Some of the safety measures discussed included installing lock mechanisms on doors that lock from the inside, improving cell-phone coverage and requiring visitors and volunteers to wear bright lanyards and sign in and out of the school office before entering and leaving the campus.
The issue of locking doors from the inside posed the problem of locking students out of classrooms, Amaral said.
“The kids go to the nearest door, so if they are locked out, they are (out of luck),” Amaral said. “Teachers are trained not to open the door.”
The possible installation of a security gate and the increase in frequency of lockdown drills was also mentioned.
“A rolling gate between (a campus) building and the gym is something we are pursuing,” Barry said. “We will be practicing lockdown as part of school culture.”
Several parents voiced appreciation for law enforcement officers attending the meeting.
“One thing Union Hill is always good at is open communication between family and entities with the school,” said parent Maryanne Deme, who has two Union Hill students, one each on the lower and upper campus. “I’m grateful and thankful that how we feel and what we think are shared. And (law enforcement agencies) being here is huge. They didn’t have to be here.”
Other parents said there is still work to do in terms of school security measures.
“I think it’s a start, but the campus isn’t secure,” Carey said. “Anybody can just walk in. They aren’t going to notice. Who’s standing in front watching? Bullets go through doors.”
Barry said the forum is just one part of the ongoing discussion in improving school safety.
“We want parents to know we are working together with local agencies and making school safety our number one priority,” Barry said.
A national survey by Widmeyer Communications between Jan. 7-10, using Google Consumer Surveys, indicated 61 percent of parents thought arming educators was a good idea, and 56 percent of respondents thought public schools would be safer if school officials were armed with guns.
The survey asked individuals on websites a single question rather than asking respondents multiple questions.
Eighty percent of respondents found it likely that another display of gun violence would take place in the next three to five years. Sixty percent of those responding to the survey supported a ban on assault rifles.
Another poll conducted in December by Public Policy Polling showed 41 percent of voters support the proposal to put armed police officers in schools across the country with 50 percent opposed.
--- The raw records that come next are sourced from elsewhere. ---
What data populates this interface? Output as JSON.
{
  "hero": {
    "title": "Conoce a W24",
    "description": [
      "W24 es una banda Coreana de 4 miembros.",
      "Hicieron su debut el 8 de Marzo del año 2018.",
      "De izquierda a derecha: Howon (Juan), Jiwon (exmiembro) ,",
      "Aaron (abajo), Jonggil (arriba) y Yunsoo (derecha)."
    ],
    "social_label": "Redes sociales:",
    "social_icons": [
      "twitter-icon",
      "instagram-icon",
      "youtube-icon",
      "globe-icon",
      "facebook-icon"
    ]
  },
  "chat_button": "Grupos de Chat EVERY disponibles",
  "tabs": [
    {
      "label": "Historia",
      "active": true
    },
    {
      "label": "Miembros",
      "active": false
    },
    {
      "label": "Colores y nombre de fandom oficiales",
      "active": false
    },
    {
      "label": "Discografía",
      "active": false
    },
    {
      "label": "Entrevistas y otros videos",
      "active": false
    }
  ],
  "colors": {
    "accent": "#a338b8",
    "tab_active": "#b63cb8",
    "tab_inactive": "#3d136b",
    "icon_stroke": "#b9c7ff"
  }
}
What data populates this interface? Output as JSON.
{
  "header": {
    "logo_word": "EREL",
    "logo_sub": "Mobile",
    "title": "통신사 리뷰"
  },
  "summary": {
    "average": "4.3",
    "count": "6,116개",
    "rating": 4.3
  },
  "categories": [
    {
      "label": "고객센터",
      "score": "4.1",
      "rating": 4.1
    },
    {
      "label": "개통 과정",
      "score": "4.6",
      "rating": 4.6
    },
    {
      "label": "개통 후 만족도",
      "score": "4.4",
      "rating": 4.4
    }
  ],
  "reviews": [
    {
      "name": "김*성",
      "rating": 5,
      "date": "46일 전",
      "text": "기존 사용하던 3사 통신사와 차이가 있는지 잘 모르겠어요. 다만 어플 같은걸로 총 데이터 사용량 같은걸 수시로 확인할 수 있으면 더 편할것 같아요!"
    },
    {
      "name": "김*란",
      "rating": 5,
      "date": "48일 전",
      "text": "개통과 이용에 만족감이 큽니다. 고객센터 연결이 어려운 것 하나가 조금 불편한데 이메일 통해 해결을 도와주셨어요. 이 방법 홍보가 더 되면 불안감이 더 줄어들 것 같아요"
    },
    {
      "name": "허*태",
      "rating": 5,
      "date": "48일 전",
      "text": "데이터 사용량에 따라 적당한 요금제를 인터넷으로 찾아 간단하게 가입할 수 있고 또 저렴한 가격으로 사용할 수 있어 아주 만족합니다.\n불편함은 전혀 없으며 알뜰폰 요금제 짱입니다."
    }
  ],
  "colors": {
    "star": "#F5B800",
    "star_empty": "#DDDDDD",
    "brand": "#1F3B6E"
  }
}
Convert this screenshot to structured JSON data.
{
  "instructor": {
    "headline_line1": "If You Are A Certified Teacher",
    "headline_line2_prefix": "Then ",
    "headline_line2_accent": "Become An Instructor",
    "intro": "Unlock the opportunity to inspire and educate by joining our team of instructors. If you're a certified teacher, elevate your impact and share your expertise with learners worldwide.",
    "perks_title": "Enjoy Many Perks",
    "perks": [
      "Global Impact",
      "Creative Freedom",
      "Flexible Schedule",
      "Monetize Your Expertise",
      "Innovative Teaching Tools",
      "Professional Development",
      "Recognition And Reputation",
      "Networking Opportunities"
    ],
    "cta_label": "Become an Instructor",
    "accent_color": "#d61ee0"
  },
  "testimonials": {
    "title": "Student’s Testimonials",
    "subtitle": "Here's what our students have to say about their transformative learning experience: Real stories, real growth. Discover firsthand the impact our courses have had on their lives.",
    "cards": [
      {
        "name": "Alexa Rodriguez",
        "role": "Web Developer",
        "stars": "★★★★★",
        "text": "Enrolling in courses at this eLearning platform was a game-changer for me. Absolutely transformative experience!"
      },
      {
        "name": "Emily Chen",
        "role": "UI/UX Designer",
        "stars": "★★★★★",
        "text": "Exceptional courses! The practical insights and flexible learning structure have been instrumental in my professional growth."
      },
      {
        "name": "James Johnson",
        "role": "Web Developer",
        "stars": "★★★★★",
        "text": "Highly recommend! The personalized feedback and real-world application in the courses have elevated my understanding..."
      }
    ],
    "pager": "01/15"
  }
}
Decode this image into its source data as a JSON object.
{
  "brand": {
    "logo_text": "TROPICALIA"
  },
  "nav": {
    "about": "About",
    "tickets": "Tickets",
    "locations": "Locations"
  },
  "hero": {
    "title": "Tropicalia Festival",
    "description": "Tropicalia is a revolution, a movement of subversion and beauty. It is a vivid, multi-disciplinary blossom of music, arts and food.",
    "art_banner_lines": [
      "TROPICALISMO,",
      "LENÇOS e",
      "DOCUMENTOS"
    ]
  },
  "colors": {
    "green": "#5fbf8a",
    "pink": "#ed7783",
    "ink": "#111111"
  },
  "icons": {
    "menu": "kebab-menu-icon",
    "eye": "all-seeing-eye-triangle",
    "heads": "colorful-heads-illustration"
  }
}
Democrats (35/57) and Independents (38/51) both oppose the push, and even among Republicans, only a narrow majority (52/39) supports it, according to www.publicpolicypolling.com.
On the broader issue of giving teachers guns, the website stated its poll showed only 27 percent of voters are supportive with 64 percent opposed.
“There’s bipartisan opposition to that concept with Republicans (35/50), Independents (31/59), and Democrats (19/77) all standing against it. Gun owners (37/52) oppose it as well,” the website reports.
Nevada Union High School’s principal said while educators, parents and law enforcement officials are all working toward the same goal of providing safe school environments, there is a fine line between promoting school safety and inciting fear among students, parents and educators on campus.
“When you start putting in metal detectors, armed guards roaming the campus, what does that do to the atmosphere of the school?” Blake asked.
“Do you feel safer or wonder if you should feel less safe because we’ve had to resort to that?”
To contact Staff Writer Jennifer Terman, email firstname.lastname@example.org or call (530) 477-4230.
““When you start putting in metal detectors, armed guards roaming the campus, what does that do to the atmosphere of the school?”
e_SEmD Mike Blake, Nevada Union High School principal